§ DATA SHOWN:
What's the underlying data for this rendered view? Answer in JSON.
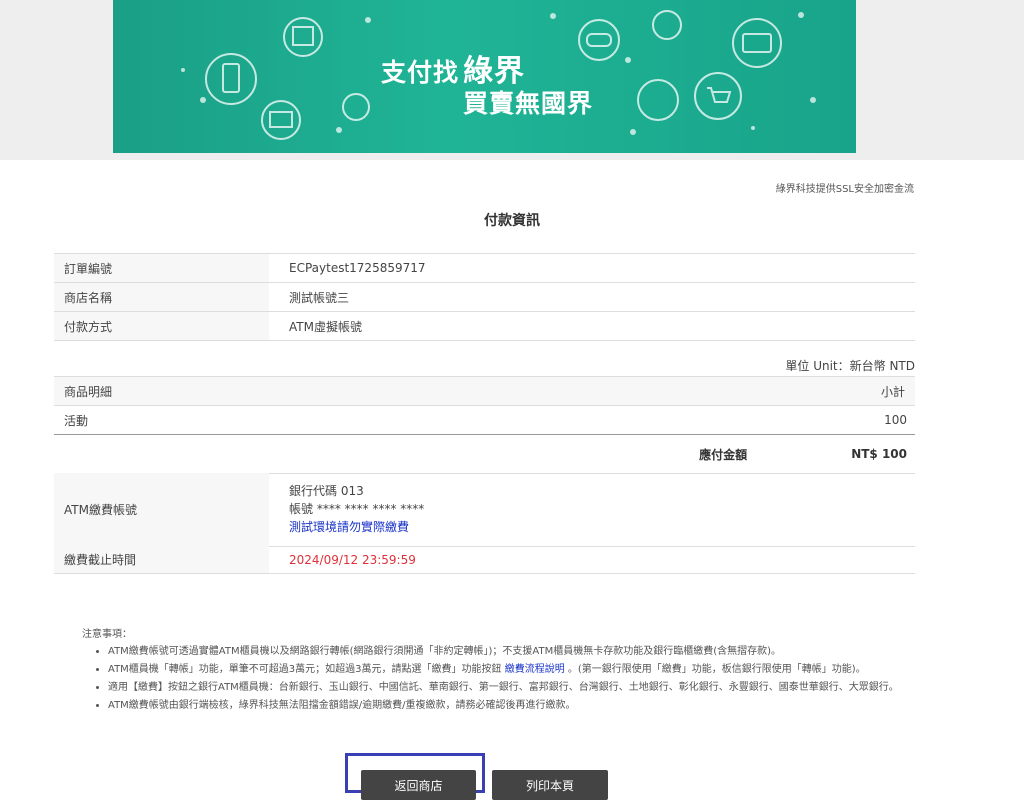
{
  "banner": {
    "slogan_prefix": "支付找",
    "brand": "綠界",
    "slogan_line2": "買賣無國界",
    "icons": [
      "shop-icon",
      "mobile-phone-icon",
      "barcode-icon",
      "globe-icon",
      "gamepad-icon",
      "credit-card-icon",
      "cloud-download-icon",
      "cart-icon",
      "wallet-icon"
    ]
  },
  "ssl_note": "綠界科技提供SSL安全加密金流",
  "page_title": "付款資訊",
  "order_info": [
    {
      "label": "訂單編號",
      "value": "ECPaytest1725859717"
    },
    {
      "label": "商店名稱",
      "value": "測試帳號三"
    },
    {
      "label": "付款方式",
      "value": "ATM虛擬帳號"
    }
  ],
  "unit_note": "單位 Unit：新台幣 NTD",
  "items": {
    "header_name": "商品明細",
    "header_subtotal": "小計",
    "rows": [
      {
        "name": "活動",
        "subtotal": "100"
      }
    ],
    "total_label": "應付金額",
    "total_value": "NT$ 100"
  },
  "atm": {
    "label": "ATM繳費帳號",
    "bank_code": "銀行代碼 013",
    "account": "帳號 **** **** **** ****",
    "warning": "測試環境請勿實際繳費"
  },
  "deadline": {
    "label": "繳費截止時間",
    "value": "2024/09/12 23:59:59"
  },
  "notes": {
    "heading": "注意事項：",
    "n1": "ATM繳費帳號可透過實體ATM櫃員機以及網路銀行轉帳(網路銀行須開通「非約定轉帳」)；不支援ATM櫃員機無卡存款功能及銀行臨櫃繳費(含無摺存款)。",
    "n2_pre": "ATM櫃員機「轉帳」功能，單筆不可超過3萬元；如超過3萬元，請點選「繳費」功能按鈕",
    "n2_link": "繳費流程說明",
    "n2_post": "。(第一銀行限使用「繳費」功能，板信銀行限使用「轉帳」功能)。",
    "n3": "適用【繳費】按鈕之銀行ATM櫃員機：台新銀行、玉山銀行、中國信託、華南銀行、第一銀行、富邦銀行、台灣銀行、土地銀行、彰化銀行、永豐銀行、國泰世華銀行、大眾銀行。",
    "n4": "ATM繳費帳號由銀行端檢核，綠界科技無法阻擋金額錯誤/逾期繳費/重複繳款，請務必確認後再進行繳款。"
  },
  "buttons": {
    "back": "返回商店",
    "print": "列印本頁"
  },
  "colors": {
    "banner": "#20b496",
    "deadline": "#e0303a",
    "link": "#1a33c8",
    "button": "#444444",
    "focus": "#3b3fb4"
  }
}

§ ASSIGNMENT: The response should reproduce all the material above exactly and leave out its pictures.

§ FINISHED TASK:
What's the underlying data for this rendered view? Answer in JSON.
{
  "banner": {
    "slogan_prefix": "支付找",
    "brand": "綠界",
    "slogan_line2": "買賣無國界",
    "icons": [
      "shop-icon",
      "mobile-phone-icon",
      "barcode-icon",
      "globe-icon",
      "gamepad-icon",
      "credit-card-icon",
      "cloud-download-icon",
      "cart-icon",
      "wallet-icon"
    ]
  },
  "ssl_note": "綠界科技提供SSL安全加密金流",
  "page_title": "付款資訊",
  "order_info": [
    {
      "label": "訂單編號",
      "value": "ECPaytest1725859717"
    },
    {
      "label": "商店名稱",
      "value": "測試帳號三"
    },
    {
      "label": "付款方式",
      "value": "ATM虛擬帳號"
    }
  ],
  "unit_note": "單位 Unit：新台幣 NTD",
  "items": {
    "header_name": "商品明細",
    "header_subtotal": "小計",
    "rows": [
      {
        "name": "活動",
        "subtotal": "100"
      }
    ],
    "total_label": "應付金額",
    "total_value": "NT$ 100"
  },
  "atm": {
    "label": "ATM繳費帳號",
    "bank_code": "銀行代碼 013",
    "account": "帳號 **** **** **** ****",
    "warning": "測試環境請勿實際繳費"
  },
  "deadline": {
    "label": "繳費截止時間",
    "value": "2024/09/12 23:59:59"
  },
  "notes": {
    "heading": "注意事項：",
    "n1": "ATM繳費帳號可透過實體ATM櫃員機以及網路銀行轉帳(網路銀行須開通「非約定轉帳」)；不支援ATM櫃員機無卡存款功能及銀行臨櫃繳費(含無摺存款)。",
    "n2_pre": "ATM櫃員機「轉帳」功能，單筆不可超過3萬元；如超過3萬元，請點選「繳費」功能按鈕",
    "n2_link": "繳費流程說明",
    "n2_post": "。(第一銀行限使用「繳費」功能，板信銀行限使用「轉帳」功能)。",
    "n3": "適用【繳費】按鈕之銀行ATM櫃員機：台新銀行、玉山銀行、中國信託、華南銀行、第一銀行、富邦銀行、台灣銀行、土地銀行、彰化銀行、永豐銀行、國泰世華銀行、大眾銀行。",
    "n4": "ATM繳費帳號由銀行端檢核，綠界科技無法阻擋金額錯誤/逾期繳費/重複繳款，請務必確認後再進行繳款。"
  },
  "buttons": {
    "back": "返回商店",
    "print": "列印本頁"
  },
  "colors": {
    "banner": "#20b496",
    "deadline": "#e0303a",
    "link": "#1a33c8",
    "button": "#444444",
    "focus": "#3b3fb4"
  }
}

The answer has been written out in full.